Love it, hate it -- either way, ActionScript is what makes Adobe Flash more than just an animation program.

Teaching code or scripting to journalists can be a challenge -- but it opens so many doors! Working in Flash, we need to learn certain basic scripts tp make buttons work, to control audio, to load photos into a package, and so on. The fundamentals of programming that you'll acquire can easily to transferred to JavaScript, which has the same parent language as ActionScript.

Here are several basic AS3 tutorials you can download and learn from.

If you're ready to move one step beyond the basics, then check out How to Do Stuff in Flash with ActionScript 3.0 (AS3). This is a more varied set of examples to download.

ActionScript 3.0 vs. ActionScript 2.0

For a while I was one of those people who complain about AS3, but no more. What really changed my tune was the way AS3 handles XML data; it's a huge improvement over AS2.

If you're new to Flash and you're searching for tutorials online, it's very important to understand that AS3 and AS2 are about as different as a horse and a dog, and you cannot mix them. Don't waste your time with AS2. Before spending time with any tutorial, make sure it is using AS3.

Getting Started

Assuming you don't know anything about scripting, think back to algebra class.

a = 2
b = 3
a + b = 5

Okay, algebra class was harder than that, but I'm offering that idea to show you that you already understand one of the basic concepts of scripting: variables. If a stands for 2 and b stands for 3, you understand that a + b must equal 5. In ActionScript, that might look like this:

var a:Number = 2;
var b:Number = 3;
var total:Number;
total = a + b;

The result would be that Flash would show the number 5 in the Output window. A lot of basic Flash tutorials use trace to teach you how to do things, but trace does not produce anything the users can see in the final Flash movie (the SWF file) on the Web. That's why I do not use trace in my basic AS3 tutorials, which center on helping you understand how to do things with buttons in Flash.

Understanding variables is essential if you're going to write code. Scripting a Calculator with ActionScript (AS3) is an introduction to AS3 variables that uses a simple gas mileage calculator to explain how variables work.

I would guess that 90 percent the work that 75 percent of Flash developers do in their work involves simple buttons. Buttons open and close things, load and unload content, stop and start processes (like playing videos), and allow users to skip around to view different parts of a package.

So start with buttons, and then move on -- to more ActionScript! See the AS3 Buttons tutorial.

Tutorials for ActionScript 3.0

Here are a few free tutorials that other people have made and that I recommend:

AS3 101: Variables – Basix: Dumb name, great tutorial for absolute beginners.
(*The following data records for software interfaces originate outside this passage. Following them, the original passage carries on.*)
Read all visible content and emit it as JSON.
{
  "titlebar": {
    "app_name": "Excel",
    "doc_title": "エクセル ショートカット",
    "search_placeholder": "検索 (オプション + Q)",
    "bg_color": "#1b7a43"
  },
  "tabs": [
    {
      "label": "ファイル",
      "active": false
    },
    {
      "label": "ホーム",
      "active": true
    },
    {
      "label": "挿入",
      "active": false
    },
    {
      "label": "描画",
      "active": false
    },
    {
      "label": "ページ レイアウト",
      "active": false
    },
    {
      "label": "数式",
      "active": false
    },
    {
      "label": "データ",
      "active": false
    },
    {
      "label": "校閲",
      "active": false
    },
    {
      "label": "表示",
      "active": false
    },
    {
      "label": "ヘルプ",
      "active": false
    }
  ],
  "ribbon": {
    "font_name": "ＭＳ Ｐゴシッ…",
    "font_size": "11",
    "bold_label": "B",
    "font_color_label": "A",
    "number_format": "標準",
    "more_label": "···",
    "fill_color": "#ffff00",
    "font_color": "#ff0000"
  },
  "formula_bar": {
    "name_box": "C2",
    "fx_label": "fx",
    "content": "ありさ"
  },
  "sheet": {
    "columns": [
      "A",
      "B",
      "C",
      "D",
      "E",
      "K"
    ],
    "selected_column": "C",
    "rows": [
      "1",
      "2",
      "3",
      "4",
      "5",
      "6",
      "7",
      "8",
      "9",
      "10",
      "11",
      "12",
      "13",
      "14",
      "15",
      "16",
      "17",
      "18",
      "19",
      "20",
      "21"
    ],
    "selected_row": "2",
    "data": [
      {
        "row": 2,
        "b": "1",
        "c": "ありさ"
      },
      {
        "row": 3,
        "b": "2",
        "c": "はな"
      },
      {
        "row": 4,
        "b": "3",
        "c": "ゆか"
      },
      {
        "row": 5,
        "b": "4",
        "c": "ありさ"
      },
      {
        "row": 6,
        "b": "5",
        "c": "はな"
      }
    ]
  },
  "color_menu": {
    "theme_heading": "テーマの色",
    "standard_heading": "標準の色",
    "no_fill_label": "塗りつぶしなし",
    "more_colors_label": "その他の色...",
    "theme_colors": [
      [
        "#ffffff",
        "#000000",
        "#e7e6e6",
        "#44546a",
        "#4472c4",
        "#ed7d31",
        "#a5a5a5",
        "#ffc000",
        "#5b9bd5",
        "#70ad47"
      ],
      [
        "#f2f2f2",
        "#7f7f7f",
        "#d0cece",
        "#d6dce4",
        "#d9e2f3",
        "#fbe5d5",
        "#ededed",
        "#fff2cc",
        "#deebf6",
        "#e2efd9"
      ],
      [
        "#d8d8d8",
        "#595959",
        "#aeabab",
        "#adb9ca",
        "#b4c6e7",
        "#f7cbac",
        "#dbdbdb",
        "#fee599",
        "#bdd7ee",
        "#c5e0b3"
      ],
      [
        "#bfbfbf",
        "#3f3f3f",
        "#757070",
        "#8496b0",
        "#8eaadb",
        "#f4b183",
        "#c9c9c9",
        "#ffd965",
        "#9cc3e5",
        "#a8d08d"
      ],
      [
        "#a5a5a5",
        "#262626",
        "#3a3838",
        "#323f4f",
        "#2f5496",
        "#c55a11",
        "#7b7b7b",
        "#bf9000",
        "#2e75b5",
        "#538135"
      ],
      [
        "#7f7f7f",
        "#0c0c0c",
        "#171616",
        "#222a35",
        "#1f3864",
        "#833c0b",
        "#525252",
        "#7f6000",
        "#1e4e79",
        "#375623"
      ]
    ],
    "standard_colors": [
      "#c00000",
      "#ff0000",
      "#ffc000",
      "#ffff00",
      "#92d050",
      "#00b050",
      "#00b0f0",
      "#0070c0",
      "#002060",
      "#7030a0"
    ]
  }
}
It is the first in a series from the great folks at Activetuts+; the series is called AS3 101.

Taking a Closer Look at the ActionScript 3.0 Event Framework: This is really, REALLY good, but NOT for your very first tutorial. You are using MouseEvents as soon as you start using buttons in Flash, and after a little practice, you should find out more about how they work. This is a great resource for taking that step (also from Activetuts+).

Understanding Functions: I really like the way this lays out the concepts for how and why functions are used in programming. It's part of a set of tutorials called Flash and Actionscript 911 (from game designers Untold Entertainment).

Learn ActionScript 3 by Following this Simple Avoider Game Tutorial: I don't write ActionScript this way -- in classes, with external .as files. But hardcore programmers do. This tutorial is recommended all over the Web. It's a classic, and it's really well done. But keep in mind, for little journalism projects, you don't need to go to all this trouble!

Having trouble with embedded fonts and HTML text in Flash CS5? This is related to ActionScript, although it's not always explicitly in the ActionScript. When we load and unload text dynamically in Flash (which is done in journalism applications all the time), we need to embed the fonts we want users to see. (Normal Flash text -- static text -- doesn't require this.) In CS5, the way to do this changed significantly -- and this article is the best I've found explaining the new way to embed your fonts. Here is a more illustrated tutorial: Use Embedded Fonts in Flash CS5.